1Research Fellow, Centre for Biomedical Ethics, National University of Singapore
One key challenge in the regulation of regenerative medicines and cell-based therapies is balancing the demands for early access to innovative treatments with the need for robust scientific evidence of that demonstrates safety and efficacy. In March 2014, the European Medicines Agency (EMA) launched a pilot program under the “adaptive pathways” scheme designed to expedite market approvals for novel therapeutics in the European Union. Under the adaptive pathways, this has seen the EMA granting a conditional market approval to Holoclar, a stem-cell treatment used to treat damaged eyes of adult burnt patients, despite of limited clinical data supporting its efficacy and safety. Proponents of the adaptive pathways applaud the scheme as an example of regulatory innovation which legitimizes state power in the risk society. In contrast, opponents argue that the scheme undermines the existing legislative framework on advanced therapies and at risk of favoring vested interests of the pharmaceutical industry.
The paper makes two contributions.

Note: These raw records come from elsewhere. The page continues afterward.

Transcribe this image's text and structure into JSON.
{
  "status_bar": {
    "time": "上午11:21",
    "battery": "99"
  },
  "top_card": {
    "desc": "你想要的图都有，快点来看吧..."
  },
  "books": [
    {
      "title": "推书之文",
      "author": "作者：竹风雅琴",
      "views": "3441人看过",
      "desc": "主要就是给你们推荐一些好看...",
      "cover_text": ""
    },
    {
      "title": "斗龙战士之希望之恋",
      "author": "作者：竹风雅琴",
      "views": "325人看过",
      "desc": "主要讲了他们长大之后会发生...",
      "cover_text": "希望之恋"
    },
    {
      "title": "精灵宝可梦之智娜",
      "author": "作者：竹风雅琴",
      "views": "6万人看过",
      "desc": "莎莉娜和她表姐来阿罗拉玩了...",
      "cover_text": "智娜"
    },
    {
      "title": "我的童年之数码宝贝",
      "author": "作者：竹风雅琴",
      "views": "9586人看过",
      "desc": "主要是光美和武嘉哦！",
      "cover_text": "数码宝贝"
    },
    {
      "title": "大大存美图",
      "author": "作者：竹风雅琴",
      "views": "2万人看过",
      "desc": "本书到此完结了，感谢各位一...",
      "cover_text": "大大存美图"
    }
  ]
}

First, the paper provides an overview of the adaptive pathway, identifying the features of adaptive pathways that facilitate clinical translation of advanced therapies.
Second, focusing on Holoclar, the paper critically examines whether the adaptive pathways genuinely facilitate clinical translation of advanced therapies and the extent to which the process balances the competing demands of the stakeholders.
Tsung-Ling is a research fellow with Center for Biomedical Ethics, National University of Singapore. Her research investigates the role of law in promoting public health interests, with a focus on regulatory issues in global health.